Task requirements: Each line in the entries that has the word "this" has to be copied.

====== Entries supplied

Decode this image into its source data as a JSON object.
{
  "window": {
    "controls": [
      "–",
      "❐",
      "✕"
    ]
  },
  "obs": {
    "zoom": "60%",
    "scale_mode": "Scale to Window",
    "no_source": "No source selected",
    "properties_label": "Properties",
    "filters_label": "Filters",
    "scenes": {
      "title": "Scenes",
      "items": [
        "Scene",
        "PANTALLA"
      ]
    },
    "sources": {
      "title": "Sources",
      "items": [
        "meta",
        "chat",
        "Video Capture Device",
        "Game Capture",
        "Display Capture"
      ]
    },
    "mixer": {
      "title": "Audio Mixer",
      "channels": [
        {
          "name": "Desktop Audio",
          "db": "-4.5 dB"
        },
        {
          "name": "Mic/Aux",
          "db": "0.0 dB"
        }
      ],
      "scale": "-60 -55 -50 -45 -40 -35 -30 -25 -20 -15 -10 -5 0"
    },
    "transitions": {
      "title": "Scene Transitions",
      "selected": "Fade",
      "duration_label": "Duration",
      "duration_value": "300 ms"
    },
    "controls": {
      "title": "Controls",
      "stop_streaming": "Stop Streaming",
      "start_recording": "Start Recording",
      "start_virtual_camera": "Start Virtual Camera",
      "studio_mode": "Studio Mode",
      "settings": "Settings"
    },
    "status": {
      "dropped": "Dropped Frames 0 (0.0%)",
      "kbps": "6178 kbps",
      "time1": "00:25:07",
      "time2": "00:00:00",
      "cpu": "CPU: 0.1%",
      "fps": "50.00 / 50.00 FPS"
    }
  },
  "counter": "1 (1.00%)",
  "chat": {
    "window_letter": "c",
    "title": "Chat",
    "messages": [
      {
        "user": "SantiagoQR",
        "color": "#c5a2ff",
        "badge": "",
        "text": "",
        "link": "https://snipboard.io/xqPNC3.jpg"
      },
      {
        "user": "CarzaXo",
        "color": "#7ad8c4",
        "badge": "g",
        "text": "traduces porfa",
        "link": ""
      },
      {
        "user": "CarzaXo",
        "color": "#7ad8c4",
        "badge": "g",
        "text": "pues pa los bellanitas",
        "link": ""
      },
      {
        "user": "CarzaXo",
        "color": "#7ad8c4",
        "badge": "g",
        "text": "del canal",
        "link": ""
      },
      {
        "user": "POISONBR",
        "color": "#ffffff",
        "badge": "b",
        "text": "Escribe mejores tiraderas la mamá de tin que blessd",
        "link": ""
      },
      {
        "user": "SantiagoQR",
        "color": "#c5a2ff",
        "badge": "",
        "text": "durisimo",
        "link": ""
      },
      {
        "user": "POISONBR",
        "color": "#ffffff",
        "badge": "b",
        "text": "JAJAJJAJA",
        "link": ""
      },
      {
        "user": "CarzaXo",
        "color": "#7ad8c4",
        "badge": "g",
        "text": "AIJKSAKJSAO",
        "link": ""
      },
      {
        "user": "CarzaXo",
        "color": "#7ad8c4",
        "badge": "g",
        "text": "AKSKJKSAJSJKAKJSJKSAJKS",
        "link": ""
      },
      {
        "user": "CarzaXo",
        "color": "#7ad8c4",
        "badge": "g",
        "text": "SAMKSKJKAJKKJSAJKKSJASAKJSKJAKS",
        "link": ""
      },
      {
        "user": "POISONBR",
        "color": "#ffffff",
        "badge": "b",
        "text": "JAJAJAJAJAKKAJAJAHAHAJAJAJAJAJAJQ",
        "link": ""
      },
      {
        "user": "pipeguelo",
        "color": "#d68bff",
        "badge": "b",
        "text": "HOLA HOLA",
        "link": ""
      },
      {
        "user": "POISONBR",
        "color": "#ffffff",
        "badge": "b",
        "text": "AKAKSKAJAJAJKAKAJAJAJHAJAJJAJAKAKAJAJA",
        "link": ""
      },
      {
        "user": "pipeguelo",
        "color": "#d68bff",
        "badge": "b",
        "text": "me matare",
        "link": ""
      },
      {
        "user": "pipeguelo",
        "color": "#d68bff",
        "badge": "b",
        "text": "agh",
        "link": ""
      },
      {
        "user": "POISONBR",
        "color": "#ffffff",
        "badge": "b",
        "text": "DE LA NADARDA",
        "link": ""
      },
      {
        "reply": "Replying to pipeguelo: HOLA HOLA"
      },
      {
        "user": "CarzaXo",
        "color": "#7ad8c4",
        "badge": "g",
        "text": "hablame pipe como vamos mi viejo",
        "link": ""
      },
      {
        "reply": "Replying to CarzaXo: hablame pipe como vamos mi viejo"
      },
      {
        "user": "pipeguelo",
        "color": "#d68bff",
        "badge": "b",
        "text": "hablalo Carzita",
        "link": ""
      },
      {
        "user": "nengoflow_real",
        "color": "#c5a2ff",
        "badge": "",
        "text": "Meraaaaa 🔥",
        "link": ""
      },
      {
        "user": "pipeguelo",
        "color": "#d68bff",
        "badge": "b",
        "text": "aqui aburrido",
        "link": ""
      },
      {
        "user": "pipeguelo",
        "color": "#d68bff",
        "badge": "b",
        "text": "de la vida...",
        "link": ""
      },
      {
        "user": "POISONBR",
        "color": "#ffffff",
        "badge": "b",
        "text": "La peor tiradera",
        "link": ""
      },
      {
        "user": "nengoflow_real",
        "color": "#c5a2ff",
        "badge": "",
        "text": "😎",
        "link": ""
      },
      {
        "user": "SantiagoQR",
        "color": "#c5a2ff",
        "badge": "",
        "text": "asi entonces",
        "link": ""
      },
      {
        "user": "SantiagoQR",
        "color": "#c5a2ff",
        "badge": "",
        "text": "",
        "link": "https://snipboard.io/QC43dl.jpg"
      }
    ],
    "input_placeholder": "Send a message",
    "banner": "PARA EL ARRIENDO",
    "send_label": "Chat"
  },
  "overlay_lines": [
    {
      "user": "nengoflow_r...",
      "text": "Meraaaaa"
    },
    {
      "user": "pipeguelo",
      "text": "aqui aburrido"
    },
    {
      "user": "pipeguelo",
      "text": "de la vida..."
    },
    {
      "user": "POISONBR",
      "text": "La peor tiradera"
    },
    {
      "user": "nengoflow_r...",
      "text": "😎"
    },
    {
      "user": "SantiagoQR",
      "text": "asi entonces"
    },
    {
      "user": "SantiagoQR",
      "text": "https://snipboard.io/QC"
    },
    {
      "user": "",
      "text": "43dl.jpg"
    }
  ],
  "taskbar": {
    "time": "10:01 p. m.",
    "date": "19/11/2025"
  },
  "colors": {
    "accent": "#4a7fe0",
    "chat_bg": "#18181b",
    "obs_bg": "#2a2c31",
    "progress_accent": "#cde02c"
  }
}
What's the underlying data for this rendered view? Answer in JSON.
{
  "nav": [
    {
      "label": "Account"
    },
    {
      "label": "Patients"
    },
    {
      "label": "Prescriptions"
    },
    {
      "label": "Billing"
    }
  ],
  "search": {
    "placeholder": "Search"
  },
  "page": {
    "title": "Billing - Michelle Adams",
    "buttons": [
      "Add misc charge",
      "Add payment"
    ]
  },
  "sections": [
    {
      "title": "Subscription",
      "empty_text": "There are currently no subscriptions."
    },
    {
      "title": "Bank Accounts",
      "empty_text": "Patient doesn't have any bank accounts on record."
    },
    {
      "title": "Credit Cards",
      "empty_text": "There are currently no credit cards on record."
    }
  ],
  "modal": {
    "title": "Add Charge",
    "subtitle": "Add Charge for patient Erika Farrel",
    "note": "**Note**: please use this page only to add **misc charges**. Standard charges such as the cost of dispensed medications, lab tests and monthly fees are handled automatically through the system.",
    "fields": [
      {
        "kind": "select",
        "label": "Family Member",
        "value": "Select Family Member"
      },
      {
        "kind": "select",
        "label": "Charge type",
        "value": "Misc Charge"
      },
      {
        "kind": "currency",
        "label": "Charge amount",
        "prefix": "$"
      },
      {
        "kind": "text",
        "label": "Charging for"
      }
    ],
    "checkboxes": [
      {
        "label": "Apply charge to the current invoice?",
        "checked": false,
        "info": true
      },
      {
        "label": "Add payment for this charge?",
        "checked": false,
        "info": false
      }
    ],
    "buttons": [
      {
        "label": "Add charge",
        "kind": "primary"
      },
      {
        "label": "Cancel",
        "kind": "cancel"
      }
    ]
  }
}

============

Written reply:
Decode this image into its source data as a JSON object.
What's the underlying data for this rendered view? Answer in JSON.
    "note": "**Note**: please use this page only to add **misc charges**. Standard charges such as the cost of dispensed medications, lab tests and monthly fees are handled automatically through the system.",
        "label": "Add payment for this charge?",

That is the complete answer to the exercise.